16.4.3 Libtool C++ support
At the moment, Libtool is the weak link in the chain when it comes to
working with C++. It is very easy to naively build a shared library
from C++ source using
$ libtool -mode=link g++ -o libfoo.la -rpath /usr/local/lib foo.c++
This works admirably for trivial examples, but with real code, there are
several things that can go wrong:
On many architectures, for a variety of reasons,
to perform object linking using
ld. Unfortunately, the C++
compiler often links in standard libraries at this stage, and using
ld causes them to be dropped.
This can be worked around (at the expense of portability) by explicity
adding these missing libraries to the link line in your `Makefile'.
You could even write an Autoconf macro to probe the host machine to
discover likely candidates.
The C++ compiler likes to instantiate static constructors in the library
objects, which C++ programmers often rely on. Linking with
will cause this to fail.
The only reliable way to work around this currently is to not write C++
that relies on static constructors in libraries. You might be lucky
enough to be able to link with
LD=$CXX in your environment with
some projects, but it would be prone to stop working as your project
Libtool's inter-library dependency analysis can fail when it can't find
the special runtime library dependencies added to a shared library by
the C++ compiler at link time.
The best way around this problem is to explicity add these dependencies
libtool's link line:
$ libtool -mode=link g++ -o libfoo.la -rpath /usr/local/lib foo.cxx \
Now that C++ compilers on Unix are beginning to see widespread
acceptance and are converging on the ISO standard, it is becoming
unacceptable for Libtool to impose such limits.
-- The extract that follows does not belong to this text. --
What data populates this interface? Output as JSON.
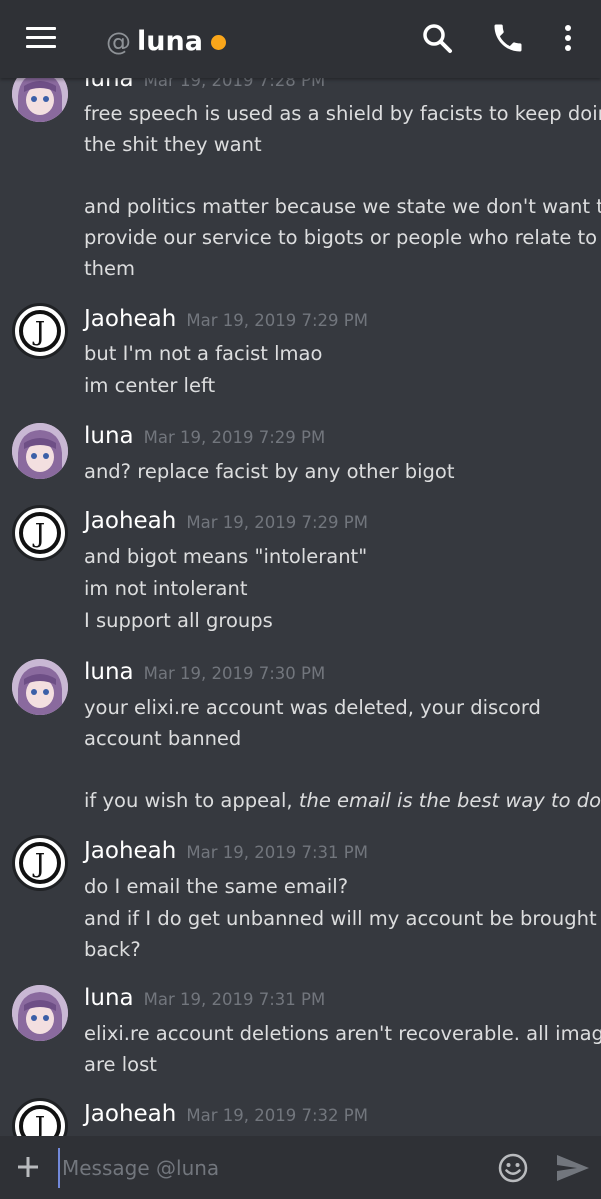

There is work afoot to
provide generalized multi-language and multi-compiler support into
Libtool----currently slated to arrive in Libtool 1.5. Much of the work
for supporting C++ is already finished at the time of writing, pending
beta testing and packaging(36).